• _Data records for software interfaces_
━━━━
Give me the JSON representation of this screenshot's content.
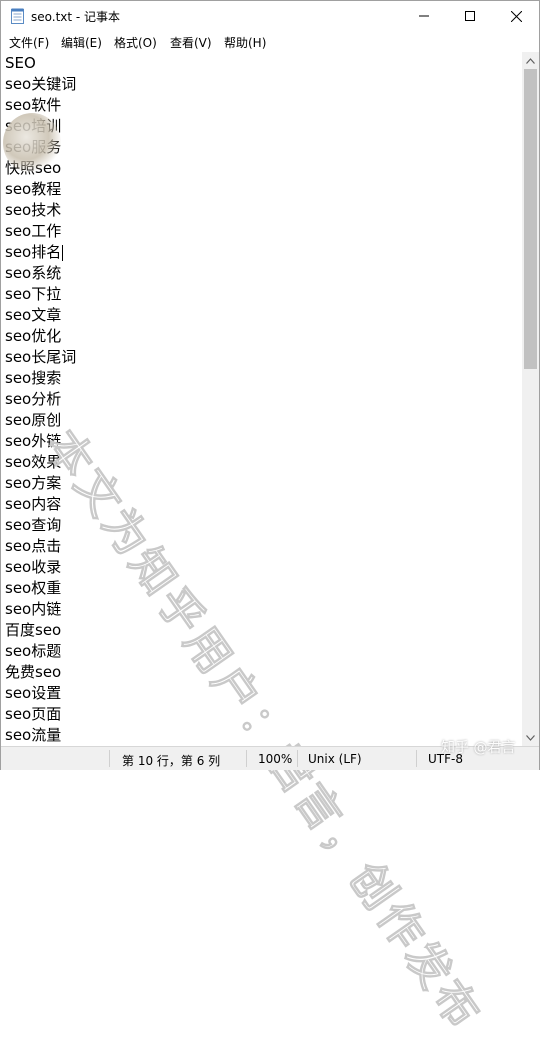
{
  "window": {
    "title": "seo.txt - 记事本",
    "minimize_glyph": "—",
    "maximize_glyph": "☐",
    "close_glyph": "✕"
  },
  "menu": {
    "items": [
      "文件(F)",
      "编辑(E)",
      "格式(O)",
      "查看(V)",
      "帮助(H)"
    ]
  },
  "editor": {
    "lines": [
      "SEO",
      "seo关键词",
      "seo软件",
      "seo培训",
      "seo服务",
      "快照seo",
      "seo教程",
      "seo技术",
      "seo工作",
      "seo排名",
      "seo系统",
      "seo下拉",
      "seo文章",
      "seo优化",
      "seo长尾词",
      "seo搜索",
      "seo分析",
      "seo原创",
      "seo外链",
      "seo效果",
      "seo方案",
      "seo内容",
      "seo查询",
      "seo点击",
      "seo收录",
      "seo权重",
      "seo内链",
      "百度seo",
      "seo标题",
      "免费seo",
      "seo设置",
      "seo页面",
      "seo流量"
    ],
    "caret_line_index": 9
  },
  "statusbar": {
    "position": "第 10 行，第 6 列",
    "zoom": "100%",
    "line_ending": "Unix (LF)",
    "encoding": "UTF-8"
  },
  "watermark": {
    "text": "本文为知乎用户：君言，创作发布",
    "site": "知乎 @君言"
  },
  "icons": {
    "app": "notepad-icon",
    "scroll_up": "chevron-up-icon",
    "scroll_down": "chevron-down-icon"
  }
}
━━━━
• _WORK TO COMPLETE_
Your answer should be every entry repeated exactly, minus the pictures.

• _COMPLETED EXERCISE_
Give me the JSON representation of this screenshot's content.
{
  "window": {
    "title": "seo.txt - 记事本",
    "minimize_glyph": "—",
    "maximize_glyph": "☐",
    "close_glyph": "✕"
  },
  "menu": {
    "items": [
      "文件(F)",
      "编辑(E)",
      "格式(O)",
      "查看(V)",
      "帮助(H)"
    ]
  },
  "editor": {
    "lines": [
      "SEO",
      "seo关键词",
      "seo软件",
      "seo培训",
      "seo服务",
      "快照seo",
      "seo教程",
      "seo技术",
      "seo工作",
      "seo排名",
      "seo系统",
      "seo下拉",
      "seo文章",
      "seo优化",
      "seo长尾词",
      "seo搜索",
      "seo分析",
      "seo原创",
      "seo外链",
      "seo效果",
      "seo方案",
      "seo内容",
      "seo查询",
      "seo点击",
      "seo收录",
      "seo权重",
      "seo内链",
      "百度seo",
      "seo标题",
      "免费seo",
      "seo设置",
      "seo页面",
      "seo流量"
    ],
    "caret_line_index": 9
  },
  "statusbar": {
    "position": "第 10 行，第 6 列",
    "zoom": "100%",
    "line_ending": "Unix (LF)",
    "encoding": "UTF-8"
  },
  "watermark": {
    "text": "本文为知乎用户：君言，创作发布",
    "site": "知乎 @君言"
  },
  "icons": {
    "app": "notepad-icon",
    "scroll_up": "chevron-up-icon",
    "scroll_down": "chevron-down-icon"
  }
}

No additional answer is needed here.